Although Worcestershire has a good proportion of heathland in the north west of the county, there is only one location that can claim to be a lowland bog and that is at Hartlebury Common. Unfortunately over the last 100 years there have been long periods when the bog has been dry and that has meant many of the rare plants like round-leaved sundew has disappeared. In the last 35 years there have been 15 years when the bog had no surface water at all and many of those dry years were clustered together in 5 to 7 year blocks meaning creatures would find it hard to survive those prolonged periods of drought.
The weather can be cyclical and at the moment two very wet years in succession have given a glimpse of the bog as it might have been in its heyday.
In the table it can be seen that there have been 18 species recorded at the common, which is a good total but that has been over a long period and some have not been seen for years. However in 2007, Four-spotted Chaser Dragonflies were seen egg laying in the bog and this year they were actually seen emerging, something that would be impossible without permanent water throughout the year.
In September this year, a lone female Black Darter Dragonfly was spotted at the bog and this just shows that if the bog can be maintained then the insects will return to it. The two dragonflies mentioned above as well as the Common Hawker and Emerald Damselfly are four of the classic species of heathland pools.
This is the first Black Darter record for the site and bodes well if water can be retained for longer periods. Looking at the figure showing the national distribution of this species it is seen to be widespread but confined to lowland heath and moorland, and in Worcestershire there are only a small scattering of records and until now none of those are recent.
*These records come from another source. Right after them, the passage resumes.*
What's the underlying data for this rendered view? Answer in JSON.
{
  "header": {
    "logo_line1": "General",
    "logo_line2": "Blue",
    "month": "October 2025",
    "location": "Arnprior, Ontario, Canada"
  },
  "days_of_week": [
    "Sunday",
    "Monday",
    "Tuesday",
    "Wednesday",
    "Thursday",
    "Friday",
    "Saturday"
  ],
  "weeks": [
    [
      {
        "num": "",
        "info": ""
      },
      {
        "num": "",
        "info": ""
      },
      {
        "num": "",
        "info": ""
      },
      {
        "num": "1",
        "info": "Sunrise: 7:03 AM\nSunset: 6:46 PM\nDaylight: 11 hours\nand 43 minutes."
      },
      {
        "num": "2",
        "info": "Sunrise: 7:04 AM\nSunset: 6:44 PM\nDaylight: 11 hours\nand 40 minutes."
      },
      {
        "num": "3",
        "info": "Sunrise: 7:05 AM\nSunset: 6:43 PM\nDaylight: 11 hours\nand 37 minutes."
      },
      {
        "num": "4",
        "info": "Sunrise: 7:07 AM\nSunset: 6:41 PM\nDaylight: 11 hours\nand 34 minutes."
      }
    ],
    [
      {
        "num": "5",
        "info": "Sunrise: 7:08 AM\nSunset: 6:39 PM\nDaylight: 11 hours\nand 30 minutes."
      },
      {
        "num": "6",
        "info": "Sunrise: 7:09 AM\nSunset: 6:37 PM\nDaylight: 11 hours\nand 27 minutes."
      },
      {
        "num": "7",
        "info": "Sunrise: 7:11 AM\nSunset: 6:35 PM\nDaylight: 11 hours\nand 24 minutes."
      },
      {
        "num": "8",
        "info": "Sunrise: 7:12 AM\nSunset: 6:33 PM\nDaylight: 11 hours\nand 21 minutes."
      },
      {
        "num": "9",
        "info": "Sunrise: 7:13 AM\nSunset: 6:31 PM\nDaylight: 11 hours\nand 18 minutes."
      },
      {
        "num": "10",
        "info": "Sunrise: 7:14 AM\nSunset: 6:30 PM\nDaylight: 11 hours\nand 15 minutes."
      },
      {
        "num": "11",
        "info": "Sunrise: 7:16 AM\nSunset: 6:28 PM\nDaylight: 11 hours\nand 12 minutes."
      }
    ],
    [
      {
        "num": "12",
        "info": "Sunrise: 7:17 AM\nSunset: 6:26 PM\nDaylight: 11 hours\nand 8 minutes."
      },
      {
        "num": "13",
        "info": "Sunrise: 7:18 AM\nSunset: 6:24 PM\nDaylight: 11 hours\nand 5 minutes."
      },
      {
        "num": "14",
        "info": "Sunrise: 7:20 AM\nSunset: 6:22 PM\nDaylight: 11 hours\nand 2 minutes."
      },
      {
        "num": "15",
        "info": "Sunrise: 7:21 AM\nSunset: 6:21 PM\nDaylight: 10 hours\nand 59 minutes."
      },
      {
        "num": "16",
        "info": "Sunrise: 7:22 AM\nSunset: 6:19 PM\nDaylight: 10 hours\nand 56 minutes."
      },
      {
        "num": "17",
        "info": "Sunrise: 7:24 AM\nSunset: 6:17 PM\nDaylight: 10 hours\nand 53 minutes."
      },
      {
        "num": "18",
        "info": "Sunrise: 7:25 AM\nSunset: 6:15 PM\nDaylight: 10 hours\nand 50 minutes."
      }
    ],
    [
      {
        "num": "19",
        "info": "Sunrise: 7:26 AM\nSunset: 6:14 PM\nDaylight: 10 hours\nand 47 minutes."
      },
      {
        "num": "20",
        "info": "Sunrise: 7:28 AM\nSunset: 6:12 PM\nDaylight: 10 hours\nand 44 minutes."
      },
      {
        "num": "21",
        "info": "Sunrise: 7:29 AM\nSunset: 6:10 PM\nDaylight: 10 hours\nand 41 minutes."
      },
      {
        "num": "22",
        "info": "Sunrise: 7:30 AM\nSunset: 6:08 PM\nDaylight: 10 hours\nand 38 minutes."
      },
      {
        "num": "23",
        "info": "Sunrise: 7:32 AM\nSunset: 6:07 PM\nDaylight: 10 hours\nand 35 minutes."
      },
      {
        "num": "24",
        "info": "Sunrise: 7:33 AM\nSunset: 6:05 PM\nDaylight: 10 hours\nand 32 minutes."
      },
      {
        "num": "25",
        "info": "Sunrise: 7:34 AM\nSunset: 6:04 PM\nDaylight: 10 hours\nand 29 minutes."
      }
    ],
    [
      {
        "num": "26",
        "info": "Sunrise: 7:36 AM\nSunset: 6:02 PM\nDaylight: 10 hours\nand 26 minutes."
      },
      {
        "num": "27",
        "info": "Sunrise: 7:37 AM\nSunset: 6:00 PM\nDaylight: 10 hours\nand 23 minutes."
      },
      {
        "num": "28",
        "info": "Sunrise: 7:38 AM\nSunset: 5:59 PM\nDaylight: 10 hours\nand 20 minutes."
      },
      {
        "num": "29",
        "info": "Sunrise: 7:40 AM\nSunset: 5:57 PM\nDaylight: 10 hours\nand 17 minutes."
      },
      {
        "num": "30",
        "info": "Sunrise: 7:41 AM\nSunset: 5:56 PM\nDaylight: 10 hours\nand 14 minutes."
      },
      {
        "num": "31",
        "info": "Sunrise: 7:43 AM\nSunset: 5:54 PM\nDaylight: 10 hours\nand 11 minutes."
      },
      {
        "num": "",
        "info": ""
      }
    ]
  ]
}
Male Black Darters are easily identified as they are the only all-black small dragonfly while the females have a diagnostic black triangle on the back of the thorax.